Just nine years after Gulfstream Aerospace unveiled its largest and longest-range business jet—the G650—and five years after certification, 250 G650s, 120 of them the ultra-long-range G650ER, are plying the world’s skies.
To say that Gulfstream’s timing could not have been better would be an understatement. The G650 tapped into a market that was shying away from smaller jets and eager for a large-cabin ultra-long-range jet that could connect city pairs never before considered.
The G650 also represents a transition for Gulfstream, into the realm of fly-by-wire (FBW) flight controls. While such a move was inevitable—every major business jet OEM has fielded or is developing FBW jets—the G650 is unusual because it’s likely the only FBW Gulfstream that will ever feature the traditional yoke-operated flight controls. The new G500 and G600 are equipped with sidesticks, the control of choice for most FBW designs, but also noteworthy in that their sidesticks are electronically tied to each other and move together as if mechanically connected. The G650 design of two yokes mechanically connected as in traditional flight controls is a lot like Boeing’s FBW designs, thus far also employing yokes because Boeing’s philosophy is that it helps pilots maintain situational awareness when they can see the other pilot’s flight controls moving in concert with their own manipulation of the controls. The G500/G600 active sidesticks (a BAE design) also move in concert, thus maintaining the control-awareness philosophy.

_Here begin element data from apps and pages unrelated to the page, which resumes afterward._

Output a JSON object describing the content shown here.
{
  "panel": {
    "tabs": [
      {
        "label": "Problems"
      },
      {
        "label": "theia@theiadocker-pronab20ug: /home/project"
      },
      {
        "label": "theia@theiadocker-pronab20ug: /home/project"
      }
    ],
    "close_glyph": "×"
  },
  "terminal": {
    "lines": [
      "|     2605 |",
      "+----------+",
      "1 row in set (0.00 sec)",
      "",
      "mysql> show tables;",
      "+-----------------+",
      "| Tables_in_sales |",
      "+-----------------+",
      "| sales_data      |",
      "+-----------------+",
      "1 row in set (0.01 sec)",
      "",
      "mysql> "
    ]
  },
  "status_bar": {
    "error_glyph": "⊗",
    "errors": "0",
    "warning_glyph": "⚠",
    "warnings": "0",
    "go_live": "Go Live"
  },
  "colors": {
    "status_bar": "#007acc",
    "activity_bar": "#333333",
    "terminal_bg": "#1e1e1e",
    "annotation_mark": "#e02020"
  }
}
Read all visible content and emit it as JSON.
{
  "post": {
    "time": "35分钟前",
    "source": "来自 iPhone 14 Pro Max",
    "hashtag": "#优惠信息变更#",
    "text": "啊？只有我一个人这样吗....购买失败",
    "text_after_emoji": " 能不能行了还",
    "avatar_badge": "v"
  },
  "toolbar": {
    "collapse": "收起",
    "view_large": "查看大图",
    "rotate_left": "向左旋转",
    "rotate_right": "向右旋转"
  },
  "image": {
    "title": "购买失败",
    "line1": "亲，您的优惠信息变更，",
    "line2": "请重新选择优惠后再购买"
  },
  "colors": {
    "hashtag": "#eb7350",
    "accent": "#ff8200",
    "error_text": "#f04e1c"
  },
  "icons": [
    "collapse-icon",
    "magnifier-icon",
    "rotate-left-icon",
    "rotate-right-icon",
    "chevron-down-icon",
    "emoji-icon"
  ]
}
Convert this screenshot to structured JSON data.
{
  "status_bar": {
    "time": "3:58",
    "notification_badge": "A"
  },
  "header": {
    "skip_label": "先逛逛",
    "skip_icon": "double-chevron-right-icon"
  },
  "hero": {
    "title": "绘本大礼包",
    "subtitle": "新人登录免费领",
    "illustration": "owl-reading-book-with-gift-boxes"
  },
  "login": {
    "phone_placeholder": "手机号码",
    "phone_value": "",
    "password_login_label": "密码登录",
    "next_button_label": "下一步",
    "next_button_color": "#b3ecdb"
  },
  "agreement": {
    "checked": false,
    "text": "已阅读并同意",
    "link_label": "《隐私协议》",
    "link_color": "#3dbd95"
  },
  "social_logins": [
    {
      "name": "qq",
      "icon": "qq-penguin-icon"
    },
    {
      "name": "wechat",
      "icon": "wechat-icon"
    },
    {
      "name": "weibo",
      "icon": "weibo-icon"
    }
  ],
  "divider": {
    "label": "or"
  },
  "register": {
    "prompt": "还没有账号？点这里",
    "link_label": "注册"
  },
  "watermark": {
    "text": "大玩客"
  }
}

There are advantages to FBW, independent of the type of cockpit control, and not just a smoother ride for passengers or better protection from exceeding certain flight parameters. For larger jets such as the G650, FBW allows designers to tune the handling of the airplane and give pilots something entirely different from what they might expect.
As a rough analog, after flying the G650ER and last year the G550, I was able to compare the handling of the two jets. The G550 has classic hydraulically operated controls, which does afford designers some latitude to improve handling, but the G550 is more work to hand fly, somewhat heavy on the controls and heavily dependent on trim to keep the workload comfortable. By comparison, I found the larger and heavier G650ER had much easier handling, something that I have also found with Embraer’s FBW Legacy 450 and 500 and Dassault’s FBW Falcon 8X